China’s economic ties with Russia are deepening. Meanwhile, Europe remains Russia’s largest trading partner, lender and investor. An analysis of China’s ties with Russia, indicate that China seems to have become more of a competitor to the European Union on Russia’s market. Competition over investment and lending is more limited, but the situation could change rapidly with China and Russia giving clear signs of a stronger than ever strategic partnership.
Russia’s convergence to advanced economy income levels has stalled. Long-term growth prospects are still obstructed by sluggish productivity growth, low capital accumulation and shrinking labour inputs. The new government has articulated a set of ambitious policy objectives for the next six years. But are additional reforms necessary to further boost productivity and investments in line with government targets?
The European Union’s relationship with Russia is strained, but the two economies are nevertheless highly intertwined. A huge share of Russia’s exports go to the EU, while in the early 2000s, EU countries supplied more than half of Russia’s imports. The EU is also a major investor in, and lender to, Russia.
Since the second half of 2018, signs of a slowdown have been piling up in the euro area. The ECB will face major challenges in this potentially difficult period: its main tools are nearly exhausted, the monetary union in which it operates is still incomplete, and it lacks the understanding of what the ‘new normal’ looks like. The authors, therefore, urge the ECB to review its strategy and framework to be able to face these challenges.
What connections exist between central banks and climate change, and what are the resulting implications?
Recent primary elections in Argentina saw the defeat by a wide margin of President Macri. This fueled market volatility given expectations of a reversal of reforms after national elections in October; the recent re-introduction of capital controls attests to the extent of the economic fallout. With Macri’s end in sight, this post will review the evolution of the Argentinian economy during his term.
This external publication delves into the new responsibility given to the European Central Bank: supervision on banks in the euro-area. It tells its history and illustrates its functions, structure and responsibilities and the exceptional answers to respond to the "perfect storm" of the crisis.

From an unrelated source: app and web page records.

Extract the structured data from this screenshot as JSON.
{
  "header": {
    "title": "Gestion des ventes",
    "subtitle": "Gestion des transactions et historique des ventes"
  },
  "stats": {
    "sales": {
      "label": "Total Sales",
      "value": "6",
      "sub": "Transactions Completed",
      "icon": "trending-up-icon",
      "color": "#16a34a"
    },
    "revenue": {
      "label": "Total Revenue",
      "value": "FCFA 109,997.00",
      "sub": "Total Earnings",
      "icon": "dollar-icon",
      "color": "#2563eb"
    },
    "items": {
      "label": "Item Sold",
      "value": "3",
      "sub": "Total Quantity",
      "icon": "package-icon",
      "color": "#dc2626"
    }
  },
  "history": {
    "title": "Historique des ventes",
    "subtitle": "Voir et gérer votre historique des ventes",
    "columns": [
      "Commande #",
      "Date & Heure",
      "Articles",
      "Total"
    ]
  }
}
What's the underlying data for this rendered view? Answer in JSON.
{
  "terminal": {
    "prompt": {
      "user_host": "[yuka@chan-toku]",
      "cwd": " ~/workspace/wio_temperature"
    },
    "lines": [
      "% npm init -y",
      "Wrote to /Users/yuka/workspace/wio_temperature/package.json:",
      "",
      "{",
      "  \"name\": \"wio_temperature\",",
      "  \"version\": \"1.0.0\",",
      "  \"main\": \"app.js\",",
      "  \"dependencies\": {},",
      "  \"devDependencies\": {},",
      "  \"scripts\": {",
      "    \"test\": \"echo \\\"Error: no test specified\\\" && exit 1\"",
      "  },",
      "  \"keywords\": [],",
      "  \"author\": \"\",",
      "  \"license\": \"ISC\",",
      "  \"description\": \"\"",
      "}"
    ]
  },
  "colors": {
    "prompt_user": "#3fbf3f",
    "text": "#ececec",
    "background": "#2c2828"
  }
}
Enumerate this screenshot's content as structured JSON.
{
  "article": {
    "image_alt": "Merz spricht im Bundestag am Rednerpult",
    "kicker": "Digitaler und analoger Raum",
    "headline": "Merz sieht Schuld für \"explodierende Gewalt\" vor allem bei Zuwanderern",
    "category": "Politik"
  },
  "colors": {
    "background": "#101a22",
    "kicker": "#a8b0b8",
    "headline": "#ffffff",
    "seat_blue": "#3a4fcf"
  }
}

In this Director's Cut of 'The Sound of Economics', Guntram Wolff talks to two of the authors of Bruegel's memo to the new ECB president, Maria Demertzis and Grégory Claeys, to specify the most important issues at the beginning of this eight-year cycle and to clarify the parameters within which the new incumbent will have to work.
Memo to the president of the European Central Bank. Grégory Claeys, Maria Demertzis and Francesco Papadia present the challenges that the next ECB president will face during the upcoming mandate, reinventing monetary policy in a system riddled with uncertainties.
A textbook condition of international finance breaks down. Economic research identifies the interplay between divergent monetary policies and new financial regulation as the source of the puzzle, and generates concerns about unintended consequences for financing conditions and financial stability.
What has changed since the financial crisis of 2008 that makes the financial system sound at last? Is regulatory reform going in the right direction? Has it run its course?
How is a successful European Monetary Union still possible in today's ever-shifting political landscape? What reforms need to occur in order to guarantee success of cohesive policies?